WHAT THE TASK ASKS :: In the listing below, find every line with the string "value" and pull it out.

EXCERPTED RECORDS ::
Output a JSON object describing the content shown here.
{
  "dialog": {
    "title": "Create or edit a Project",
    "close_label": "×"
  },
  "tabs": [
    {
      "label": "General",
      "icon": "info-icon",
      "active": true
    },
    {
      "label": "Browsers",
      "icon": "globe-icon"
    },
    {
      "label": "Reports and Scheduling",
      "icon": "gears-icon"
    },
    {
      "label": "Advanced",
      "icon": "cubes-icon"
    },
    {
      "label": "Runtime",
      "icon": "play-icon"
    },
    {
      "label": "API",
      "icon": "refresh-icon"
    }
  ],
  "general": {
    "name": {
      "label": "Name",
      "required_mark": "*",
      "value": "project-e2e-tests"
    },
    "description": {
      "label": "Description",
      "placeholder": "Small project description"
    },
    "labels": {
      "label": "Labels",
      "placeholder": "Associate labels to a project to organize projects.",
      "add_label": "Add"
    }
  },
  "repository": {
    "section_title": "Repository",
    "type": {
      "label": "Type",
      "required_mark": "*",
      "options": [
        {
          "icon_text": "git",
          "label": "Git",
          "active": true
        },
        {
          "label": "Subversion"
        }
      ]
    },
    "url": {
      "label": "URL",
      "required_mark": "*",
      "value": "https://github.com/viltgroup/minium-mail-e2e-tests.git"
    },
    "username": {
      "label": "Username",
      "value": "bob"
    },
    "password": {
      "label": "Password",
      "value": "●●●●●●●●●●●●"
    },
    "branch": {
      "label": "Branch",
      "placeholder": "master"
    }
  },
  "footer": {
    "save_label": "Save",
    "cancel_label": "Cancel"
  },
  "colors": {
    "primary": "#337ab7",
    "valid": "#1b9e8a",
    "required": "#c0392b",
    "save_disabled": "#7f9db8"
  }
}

PROBLEM SOLUTION ::
      "value": "project-e2e-tests"
      "value": "https://github.com/viltgroup/minium-mail-e2e-tests.git"
      "value": "bob"
      "value": "●●●●●●●●●●●●"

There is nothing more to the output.